We found that financial advisors are 37% more likely to commit misconduct if they encounter a new co-worker with a history of misconduct. This result implies that misconduct has a social multiplier of 1.59 — meaning that, on average, each case of misconduct results in an additional 0.59 cases of misconduct through peer effects.

However, observing similar behavior among co-workers does not explain why this similarity occurs. Co-workers could behave similarly because of peer effects – in which workers learn behaviors or social norms from each other — but similar behavior could arise because co-workers face the same incentives or because individuals prone to making similar choices naturally choose to work together.

In our research, we wanted to understand how peer effects contribute to the spread of misconduct. We compared financial advisors across different branches of the same firm, because this allowed us to control for the effect of the incentive structure faced by all advisors in the firm. We also focused on changes in co-workers caused by mergers, because this allowed us to remove the effect of advisors choosing their co-workers. As a result, we were able to isolate peer effects.

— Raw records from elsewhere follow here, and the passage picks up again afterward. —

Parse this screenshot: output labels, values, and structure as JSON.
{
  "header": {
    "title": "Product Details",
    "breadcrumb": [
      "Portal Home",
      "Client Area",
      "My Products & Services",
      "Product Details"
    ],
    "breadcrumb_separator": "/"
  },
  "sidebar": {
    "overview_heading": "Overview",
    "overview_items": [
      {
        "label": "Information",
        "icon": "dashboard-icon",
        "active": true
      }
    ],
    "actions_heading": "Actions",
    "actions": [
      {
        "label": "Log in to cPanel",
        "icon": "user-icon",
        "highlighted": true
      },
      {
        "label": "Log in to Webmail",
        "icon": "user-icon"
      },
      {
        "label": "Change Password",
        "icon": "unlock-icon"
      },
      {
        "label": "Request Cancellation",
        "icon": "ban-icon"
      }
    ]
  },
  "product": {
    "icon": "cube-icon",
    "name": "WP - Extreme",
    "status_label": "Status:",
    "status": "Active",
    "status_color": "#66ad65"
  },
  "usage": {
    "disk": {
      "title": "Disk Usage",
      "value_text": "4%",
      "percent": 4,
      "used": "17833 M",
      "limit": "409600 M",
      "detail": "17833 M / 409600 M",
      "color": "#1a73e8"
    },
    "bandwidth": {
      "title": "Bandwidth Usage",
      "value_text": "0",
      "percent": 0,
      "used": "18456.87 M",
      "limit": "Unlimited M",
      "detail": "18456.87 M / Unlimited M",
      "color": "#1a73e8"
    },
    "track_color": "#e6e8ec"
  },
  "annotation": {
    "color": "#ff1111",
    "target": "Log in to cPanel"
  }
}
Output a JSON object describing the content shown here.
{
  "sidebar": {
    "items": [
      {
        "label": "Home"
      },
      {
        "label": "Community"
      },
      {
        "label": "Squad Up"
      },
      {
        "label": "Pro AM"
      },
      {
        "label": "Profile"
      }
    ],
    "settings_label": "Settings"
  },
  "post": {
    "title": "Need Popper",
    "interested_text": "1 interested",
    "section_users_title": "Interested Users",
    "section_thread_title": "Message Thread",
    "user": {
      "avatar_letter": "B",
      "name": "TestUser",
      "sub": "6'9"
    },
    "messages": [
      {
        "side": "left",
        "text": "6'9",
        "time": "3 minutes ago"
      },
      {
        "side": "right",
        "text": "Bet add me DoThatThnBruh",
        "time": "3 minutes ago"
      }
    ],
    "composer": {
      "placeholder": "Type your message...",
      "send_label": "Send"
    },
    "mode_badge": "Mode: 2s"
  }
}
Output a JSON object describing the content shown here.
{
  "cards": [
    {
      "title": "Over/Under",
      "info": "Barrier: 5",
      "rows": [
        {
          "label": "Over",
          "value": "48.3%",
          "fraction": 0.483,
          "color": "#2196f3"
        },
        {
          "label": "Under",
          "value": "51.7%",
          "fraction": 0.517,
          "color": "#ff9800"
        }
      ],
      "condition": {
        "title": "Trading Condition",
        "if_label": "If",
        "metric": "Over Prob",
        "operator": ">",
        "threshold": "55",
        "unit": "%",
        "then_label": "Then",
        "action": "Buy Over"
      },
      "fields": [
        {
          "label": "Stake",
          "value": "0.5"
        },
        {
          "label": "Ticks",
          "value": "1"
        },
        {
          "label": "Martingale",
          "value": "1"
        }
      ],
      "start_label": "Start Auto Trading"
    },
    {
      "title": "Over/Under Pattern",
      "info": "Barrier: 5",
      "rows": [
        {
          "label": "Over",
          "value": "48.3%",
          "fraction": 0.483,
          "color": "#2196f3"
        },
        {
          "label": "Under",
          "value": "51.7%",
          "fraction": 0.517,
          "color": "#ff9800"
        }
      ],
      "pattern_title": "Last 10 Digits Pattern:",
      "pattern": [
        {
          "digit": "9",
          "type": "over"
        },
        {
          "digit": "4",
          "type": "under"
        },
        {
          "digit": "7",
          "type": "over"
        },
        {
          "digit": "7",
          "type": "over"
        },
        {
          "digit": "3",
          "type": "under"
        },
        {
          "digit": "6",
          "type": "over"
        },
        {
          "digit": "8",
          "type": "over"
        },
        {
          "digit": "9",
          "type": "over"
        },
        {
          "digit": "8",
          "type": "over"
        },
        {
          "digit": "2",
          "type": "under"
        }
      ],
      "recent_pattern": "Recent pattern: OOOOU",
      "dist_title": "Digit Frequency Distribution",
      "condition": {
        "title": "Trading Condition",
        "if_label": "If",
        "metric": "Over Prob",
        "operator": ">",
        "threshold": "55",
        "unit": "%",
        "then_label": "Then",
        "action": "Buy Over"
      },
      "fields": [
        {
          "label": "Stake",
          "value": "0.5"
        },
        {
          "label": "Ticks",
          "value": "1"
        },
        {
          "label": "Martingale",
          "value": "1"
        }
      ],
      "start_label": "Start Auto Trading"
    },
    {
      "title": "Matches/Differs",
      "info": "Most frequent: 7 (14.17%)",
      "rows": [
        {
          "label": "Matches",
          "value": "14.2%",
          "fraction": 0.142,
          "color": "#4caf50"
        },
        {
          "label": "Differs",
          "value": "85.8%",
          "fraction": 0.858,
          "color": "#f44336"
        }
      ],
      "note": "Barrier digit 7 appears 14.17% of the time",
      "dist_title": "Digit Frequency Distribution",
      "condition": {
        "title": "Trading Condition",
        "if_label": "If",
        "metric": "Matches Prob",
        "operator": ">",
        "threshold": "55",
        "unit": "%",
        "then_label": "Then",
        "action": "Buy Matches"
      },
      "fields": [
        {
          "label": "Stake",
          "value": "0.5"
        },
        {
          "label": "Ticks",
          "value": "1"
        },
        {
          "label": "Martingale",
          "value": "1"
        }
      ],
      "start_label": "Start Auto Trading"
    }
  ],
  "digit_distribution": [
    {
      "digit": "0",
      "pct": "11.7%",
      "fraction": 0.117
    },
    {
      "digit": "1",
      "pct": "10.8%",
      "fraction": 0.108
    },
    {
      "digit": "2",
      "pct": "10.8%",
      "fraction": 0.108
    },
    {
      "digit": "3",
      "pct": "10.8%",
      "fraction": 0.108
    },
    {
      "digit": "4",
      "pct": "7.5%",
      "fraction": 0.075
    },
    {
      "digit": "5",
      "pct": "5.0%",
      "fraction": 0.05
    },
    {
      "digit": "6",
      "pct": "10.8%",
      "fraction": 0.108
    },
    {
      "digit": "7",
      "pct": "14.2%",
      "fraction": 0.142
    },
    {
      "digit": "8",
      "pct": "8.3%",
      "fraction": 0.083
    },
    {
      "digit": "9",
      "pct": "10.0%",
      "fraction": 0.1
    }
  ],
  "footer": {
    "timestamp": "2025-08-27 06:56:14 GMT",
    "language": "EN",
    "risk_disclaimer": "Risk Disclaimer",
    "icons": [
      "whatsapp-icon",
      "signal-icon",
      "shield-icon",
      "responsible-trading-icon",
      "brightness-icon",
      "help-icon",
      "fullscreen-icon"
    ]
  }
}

Here is my summary: 

The article discusses a study that found that even the most honest employees are more likely to commit misconduct if they work alongside a dishonest individual. The study, which was conducted by researchers at the University of California, Irvine, found that financial advisors were 37% more likely to commit misconduct if they encountered a new co-worker with a history of misconduct.

The researchers believe that this is because people are more likely to learn bad behavior than good behavior. When we see someone else getting away with misconduct, it can make us think that it's okay to do the same thing. Additionally, when we're surrounded by people who are behaving badly, it can create a culture of acceptance for misconduct.